Antique stores, salvage yards and tip-shops are essential to the charm and beauty of living in the South-West. A landscape of human life that includes stores like this says that those communities appreciate that which went before. It helps to balance the 24 hour department stores and tourist mini-marts that crowd the town centres.
As a sixteen year old I lived in a share house in the inner city; stubborn and headstrong and completely flat broke. My bed was made of a slab of plastic milk crates, secured together with cable ties, with an old mattress thrown on top. Our couch was milk crates covered in second hand cushions. Everything else in the house was thrifted or salvaged off the side of the road. We lived that way because we had to, the same as we had to eat rice and beans from the can every night for dinner (because there just wasn’t anything else.)
Fast-forward more than 10 years and here we are, living in a regional town, a marriage, a divorce and a small child later, and we are still living in a home that is furnished solely with second hand items. The things that we use in our day-to-day lives – our clothes, our furniture, the crockery in our cupboards – were collected slowly, over time like a bowerbird hoarding its treasure. The way we live now is a choice, an ethical approach to consumption, using things that have been used before, breathing life and love back into that which was discarded. Glass and stone, clay and wood, cottons and leather shoes with scuffs – we collect only what we will use.
If someone was to ask me what my style was, I would tell you it was simplicity. Not the kind that looks like boutique chic, but the simplicity that comes from celebrating that which is imperfect. That which is unique. That which is already here.
Think of the bowl, made by hand, crafted by a local artist out of soft clay. Time and love and talent went in to the shaping, but what the owner may have seen as an imperfection, as a failure in their work – I cannot see. Sure, the bowl may be misshapen, the glaze incomplete, but there is so much beauty in it. I run my hands across the clay as we eat our evening meal and I think of the hands that made it. Along the base of the bowls you can feel the deep ridges of the names that were carved into the base of the clay; the stamp of a local pottery kiln in Bridgetown or Dunsborough or Margaret River. On others it’s simply a first name, a student in a pottery class somewhere, someone practising their art unable perhaps to see the perfection they had made.
I run my fingers across those supposed flaws, the cracks and the chips, the wear and the tear and I see something that cannot be found in that which is mass produced. A simplicity. A beauty. Something sustainably unique. Something that was lost but now has been found again. Therein lies the key to the Japanese philosophy wabi-sabi; a philosophy we incorporate into our daily lives. It is the celebration in the truth that life is messy and imperfect and beautiful all at the same time. The acceptance that nothing living is ever complete, that change brings with it imperfection and that life brings with it shadows.

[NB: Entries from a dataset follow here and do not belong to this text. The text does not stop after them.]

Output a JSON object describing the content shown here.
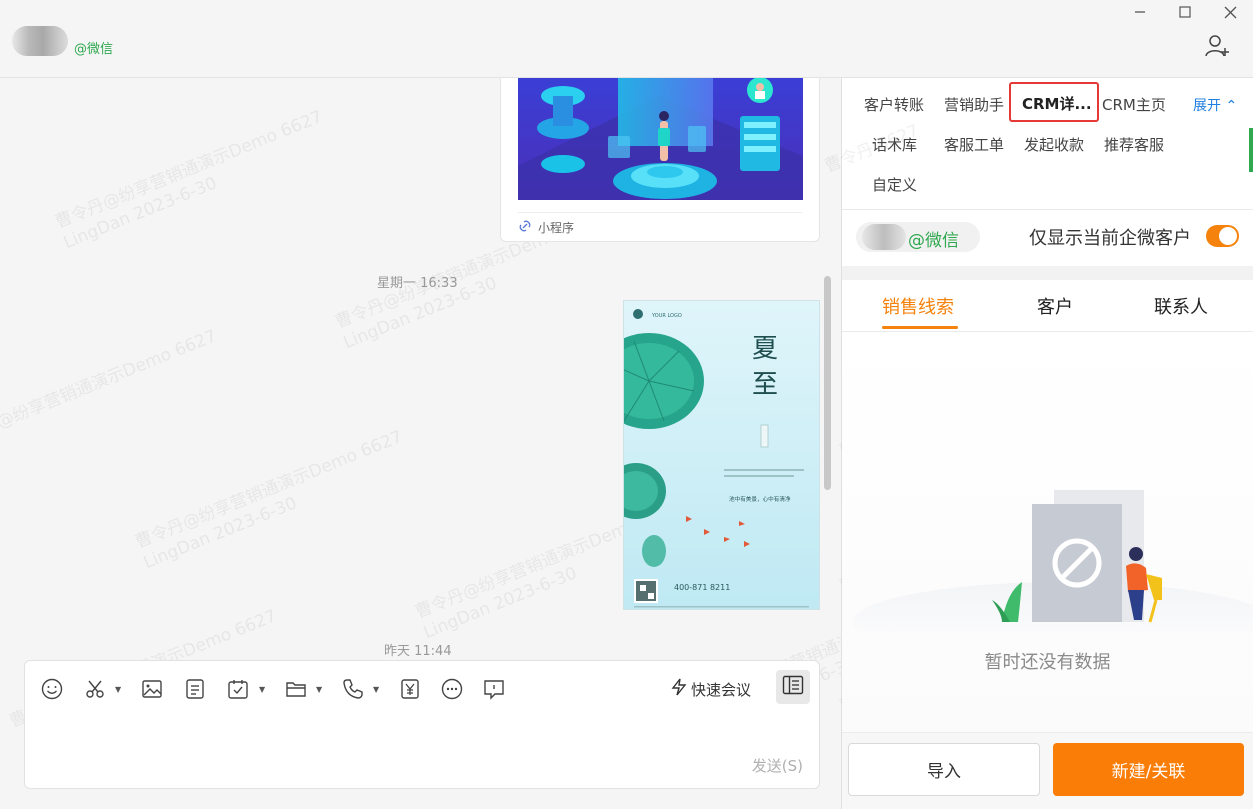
{
  "header": {
    "contact_tag": "@微信",
    "window_controls": [
      "minimize-icon",
      "maximize-icon",
      "close-icon"
    ]
  },
  "chat": {
    "mini_program_label": "小程序",
    "timestamp_1": "星期一 16:33",
    "timestamp_2": "昨天 11:44",
    "poster_title_1": "夏",
    "poster_title_2": "至",
    "poster_logo": "YOUR LOGO",
    "poster_slogan": "池中有美景，心中有清净",
    "poster_phone": "400-871 8211",
    "watermark_line1": "曹令丹@纷享营销通演示Demo 6627",
    "watermark_line2": "LingDan 2023-6-30"
  },
  "input": {
    "tools": [
      "emoji-icon",
      "scissors-icon",
      "image-icon",
      "document-icon",
      "calendar-check-icon",
      "folder-icon",
      "phone-icon",
      "yuan-icon",
      "more-icon",
      "chat-bubble-icon"
    ],
    "quick_meeting": "快速会议",
    "send": "发送(S)"
  },
  "panel": {
    "tools_row1": [
      "客户转账",
      "营销助手",
      "CRM详...",
      "CRM主页"
    ],
    "expand": "展开",
    "tools_row2": [
      "话术库",
      "客服工单",
      "发起收款",
      "推荐客服"
    ],
    "tools_row3": [
      "自定义"
    ],
    "contact_tag": "@微信",
    "only_current": "仅显示当前企微客户",
    "toggle_on": true,
    "tabs": [
      "销售线索",
      "客户",
      "联系人"
    ],
    "active_tab": 0,
    "empty_text": "暂时还没有数据",
    "import_button": "导入",
    "new_button": "新建/关联",
    "watermark": "曹令丹 6627",
    "accent_color": "#f5820d"
  }
}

Our home is not styled, it is nothing like the pages of a magazine – but there is a lot of love in it. There are crumbs on the floor and teacups in the sink, there are paints on the table and seedlings in the window… there are signs that life lives here.
Imperfect and messy and incomplete, just like that bowl, just like the collection of the bower bird, and just the way we like it.
If you are looking for a second hand treasure in the South West take the time to check out; The Flying Wardrobe(Witchcliffe), Community House Op-shop (Nannup), St Marys (Busselton), Blue Emporium (Donnybrook), Busselton Salvage, Bunbury Salvage, Stanley Road Tip Shop (Australind), The Quirky Den and Salvage Yard (Boyanup).
*This post was first published on Kidspot as a part of the Voices of 2015 festival where Inked in Colour was named top 3 for the parenting and style category – thank you all for your continued support. So super grateful. *